Keynes is one of the most famous economists of all time and the one whose ideas will get us out of this recession. So here is a collection of some of his best quotes.
The boom, not the slump, is the right time for austerity at the Treasury.
Look after unemployment and the Budget will look after itself
In the long run we are all dead.
Capitalism is the astounding belief that the most wickedest of men will do the most wickedest of things for the greatest good of everyone.
Professional investment may be likened to those newspaper competitions in which the competitors have to pick out the six prettiest faces from a hundred photographs, the prize being awarded to the competitor whose choice most nearly corresponds to the average preferences of the competitors as a whole
We reach a condition where there is a shortage of houses, but where nevertheless no one can afford to live in the houses that there are.
This is a nightmare, which will pass away with the morning. For the resources of nature and men’s devices are just as fertile and productive as they were. The rate of our progress towards solving the material problems of life is not less rapid. We are as capable as before of affording for everyone a high standard of life … and will soon learn to afford a standard higher still. We were not previously deceived. But to-day we have involved ourselves in a colossal muddle, having blundered in the control of a delicate machine, the working of which we do not understand. The result is that our possibilities of wealth may run to waste for a time — perhaps for a long time.
(When accused of changing his position on an issue) “When the facts change, I change my mind. What do you do, sir?”
Successful investing is anticipating the anticipations of others.
The classical theorists resemble Euclidean geometers in a non-Euclidean world who, discovering that in experience straight lines apparently parallel often meet, rebuke the lines for not keeping straight
If you owe your bank a hundred pounds, you have a problem. But if you owe a million, it has.
It is ideas, not vested interests, which are dangerous for good or evil.
For my part I think that capitalism, wisely managed, can probably be made more efficient for attaining economic ends than any alternative system yet in sight, but that in itself it is in many ways extremely objectionable.
Thus public works even of doubtful utility may pay for themselves over and over again at a time of severe unemployment
The difficulty lies not so much in developing new ideas as in escaping from old ones.
The decadent international but individualistic capitalism in the hands of which we found ourselves after the war is not a success. It is not intelligent. It is not beautiful. It is not just. It is not virtuous. And it doesn’t deliver the goods.
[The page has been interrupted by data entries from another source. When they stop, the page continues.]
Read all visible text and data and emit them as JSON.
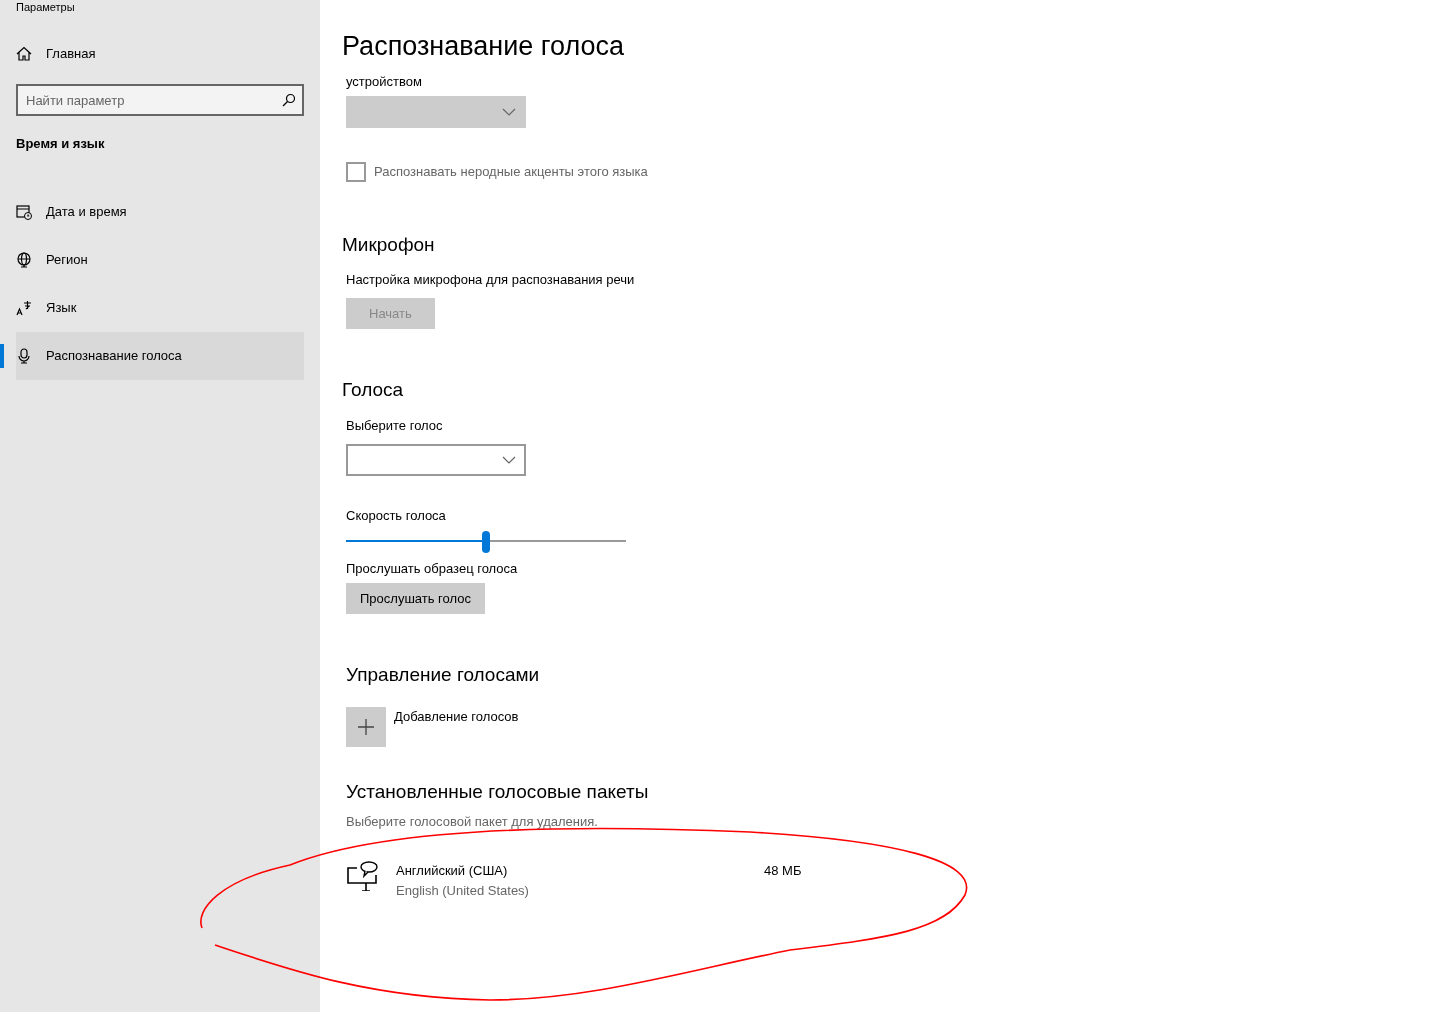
{
  "window": {
    "title": "Параметры"
  },
  "sidebar": {
    "home": "Главная",
    "search": {
      "placeholder": "Найти параметр"
    },
    "section": "Время и язык",
    "items": [
      {
        "label": "Дата и время",
        "selected": false
      },
      {
        "label": "Регион",
        "selected": false
      },
      {
        "label": "Язык",
        "selected": false
      },
      {
        "label": "Распознавание голоса",
        "selected": true
      }
    ]
  },
  "page": {
    "title": "Распознавание голоса",
    "device_label": "устройством",
    "device_dropdown": {
      "disabled": true
    },
    "accent_checkbox": {
      "label": "Распознавать неродные акценты этого языка",
      "checked": false,
      "disabled": true
    },
    "microphone": {
      "heading": "Микрофон",
      "text": "Настройка микрофона для распознавания речи",
      "button": {
        "label": "Начать",
        "disabled": true
      }
    },
    "voices": {
      "heading": "Голоса",
      "choose_label": "Выберите голос",
      "voice_dropdown": {
        "disabled": false
      },
      "speed_label": "Скорость голоса",
      "speed": {
        "level": 0.5
      },
      "sample_label": "Прослушать образец голоса",
      "sample_button": {
        "label": "Прослушать голос",
        "disabled": false
      }
    },
    "manage": {
      "heading": "Управление голосами",
      "add": "Добавление голосов"
    },
    "installed": {
      "heading": "Установленные голосовые пакеты",
      "hint": "Выберите голосовой пакет для удаления.",
      "packages": [
        {
          "name": "Английский (США)",
          "subtitle": "English (United States)",
          "size": "48 МБ"
        }
      ]
    }
  },
  "annotation": {
    "kind": "freehand-ellipse",
    "color": "#ff0000"
  }
}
In short we dislike it, and we are beginning to despise it. But when we wonder what to put in its place, we are extremely perplexed.
By a continuing process of inflation, government can confiscate, secretly and unobserved, an important part of the wealth of their citizens.
Marxian Socialism must always remain a portent to the historians of Opinion — how a doctrine so illogical and so dull can have exercised so powerful and enduring an influence over the minds of men, and, through them, the events of history.
Worldly wisdom teaches that it is better for reputation to fail conventionally than to succeed unconventionally.
The right remedy for the trade cycle is not to be found in abolishing booms and thus keeping us permanently in a semi-slump; but in abolishing slumps and thus keeping us permanently in a quasi-boom.
The outstanding faults of the economic society in which we live are its failure to provide for full employment and its arbitrary and inequitable distribution of wealth and incomes.
The ideas of economists and political philosophers, both when they are right and when they are wrong, are more powerful than is commonly understood. Indeed the world is ruled by little else. Practical men, who believe themselves to be quite exempt from any intellectual influence, are usually the slaves of some defunct economist.
Markets can remain irrational longer than you can remain solvent.
There is nothing so disastrous as a rational investment policy in an irrational world